 Cameron contests the sufficiency of the evidence, arguing that the state failed to disprove that he acted with justification.   It is well established that a person is justified in using force intended or likely to cause death or great bodily harm only if he reasonably believes that such force is necessary to prevent death or great bodily injury to himself or a third person or to prevent the commission of a forcible felony.1  Justification provides no defense, however, to a person who was the aggressor or who has engaged in combat by agreement, unless the person had effectively withdrawn from the encounter and the other person continued or threatened to continue to use unlawful force.2

On appeal, Cameron in effect asks us to reweigh the evidence to place greater credence in his justification defense than did the jury.   However, this Court does not weigh the evidence or assess the credibility of witnesses;  rather, we determine whether the evidence, viewed in a light most favorable to the verdict, was legally sufficient.3  Here, the trial court charged the jury on the defense of justification, as well as the state's burden of proving the lack of justification beyond a reasonable doubt.   And the record reveals ample evidence to authorize the jury to reject Cameron's justification defense and to find him guilty of voluntary manslaughter.4

 2. Cameron contends he was denied his constitutional right to due process because the police never attempted to secure any exculpatory evidence.   However, Cameron points to no case law supporting this argument.   The only cases cited by Cameron involve situations where the state or its agencies destroyed or hid exculpatory evidence, which has not been alleged in this case.

 Moreover, Cameron has failed to identify any potentially exculpatory evidence that was not investigated or developed by the state.   Cameron merely speculates that there may have been exculpatory evidence that would have supported his claim of justification.  “Mere speculation that there may be exculpatory information is insufficient.” 5  This enumeration of error lacks merit.

Judgment affirmed.

FOOTNOTES

1.   OCGA § 16-3-21(a).

2.   OCGA § 16-3-21(b)(3).
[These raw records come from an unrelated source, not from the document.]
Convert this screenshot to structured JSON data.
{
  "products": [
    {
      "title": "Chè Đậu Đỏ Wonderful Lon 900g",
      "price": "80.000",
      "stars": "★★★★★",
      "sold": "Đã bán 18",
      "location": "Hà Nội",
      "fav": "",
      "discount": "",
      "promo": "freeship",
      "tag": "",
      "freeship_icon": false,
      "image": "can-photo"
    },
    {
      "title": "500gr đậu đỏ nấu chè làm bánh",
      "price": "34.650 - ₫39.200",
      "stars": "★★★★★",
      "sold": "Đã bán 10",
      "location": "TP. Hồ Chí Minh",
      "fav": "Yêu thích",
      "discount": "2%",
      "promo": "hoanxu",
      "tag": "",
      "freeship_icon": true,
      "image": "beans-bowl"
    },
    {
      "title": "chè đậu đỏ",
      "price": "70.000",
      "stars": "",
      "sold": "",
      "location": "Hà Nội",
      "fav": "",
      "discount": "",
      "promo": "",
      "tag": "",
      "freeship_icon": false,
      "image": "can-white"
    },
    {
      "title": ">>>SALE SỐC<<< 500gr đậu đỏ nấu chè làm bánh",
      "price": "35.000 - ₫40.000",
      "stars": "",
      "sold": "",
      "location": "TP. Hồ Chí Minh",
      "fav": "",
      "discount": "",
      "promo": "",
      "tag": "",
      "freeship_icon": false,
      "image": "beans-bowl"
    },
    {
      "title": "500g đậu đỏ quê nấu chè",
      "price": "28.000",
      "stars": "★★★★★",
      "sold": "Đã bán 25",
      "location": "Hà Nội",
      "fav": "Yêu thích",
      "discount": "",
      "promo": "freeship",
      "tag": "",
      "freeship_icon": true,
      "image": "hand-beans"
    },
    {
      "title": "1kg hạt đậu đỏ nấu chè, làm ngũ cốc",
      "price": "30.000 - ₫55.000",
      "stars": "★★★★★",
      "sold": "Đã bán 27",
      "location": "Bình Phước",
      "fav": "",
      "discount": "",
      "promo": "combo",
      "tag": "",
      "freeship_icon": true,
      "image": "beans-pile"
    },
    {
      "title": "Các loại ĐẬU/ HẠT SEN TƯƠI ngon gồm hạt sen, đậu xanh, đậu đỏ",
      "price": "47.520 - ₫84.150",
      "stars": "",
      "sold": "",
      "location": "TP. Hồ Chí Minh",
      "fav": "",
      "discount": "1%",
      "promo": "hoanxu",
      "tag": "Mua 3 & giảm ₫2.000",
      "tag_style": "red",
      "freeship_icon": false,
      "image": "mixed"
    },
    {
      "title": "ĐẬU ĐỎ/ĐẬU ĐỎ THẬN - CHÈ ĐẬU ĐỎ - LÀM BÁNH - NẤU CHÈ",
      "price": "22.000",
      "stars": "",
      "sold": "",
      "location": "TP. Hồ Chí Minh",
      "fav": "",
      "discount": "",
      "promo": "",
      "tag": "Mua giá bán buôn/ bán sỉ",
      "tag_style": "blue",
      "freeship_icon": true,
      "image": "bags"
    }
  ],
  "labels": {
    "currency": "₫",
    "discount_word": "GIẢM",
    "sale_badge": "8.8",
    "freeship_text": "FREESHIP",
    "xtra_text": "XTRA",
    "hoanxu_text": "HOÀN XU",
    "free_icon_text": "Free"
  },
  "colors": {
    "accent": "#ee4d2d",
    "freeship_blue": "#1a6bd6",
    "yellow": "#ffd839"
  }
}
3.   Jackson v. Virginia, 443 U.S. 307, 99 S.Ct. 2781, 61 L.Ed.2d 560 (1979);  O'Connor v. State, 255 Ga.App. 893, 895(1), 567 S.E.2d 29 (2002).

4.   See Sinkfield v. State, 262 Ga. 555, 557(2), 422 S.E.2d 851 (1992);  O'Connor, supra.

5.   (Citation, punctuation and footnote omitted.)  Nikitin v. State, 257 Ga.App. 852, 854(1)(a), 572 S.E.2d 377 (2002).

JOHNSON, Presiding Judge.

ELDRIDGE and MIKELL, JJ., concur.

Copied to clipboard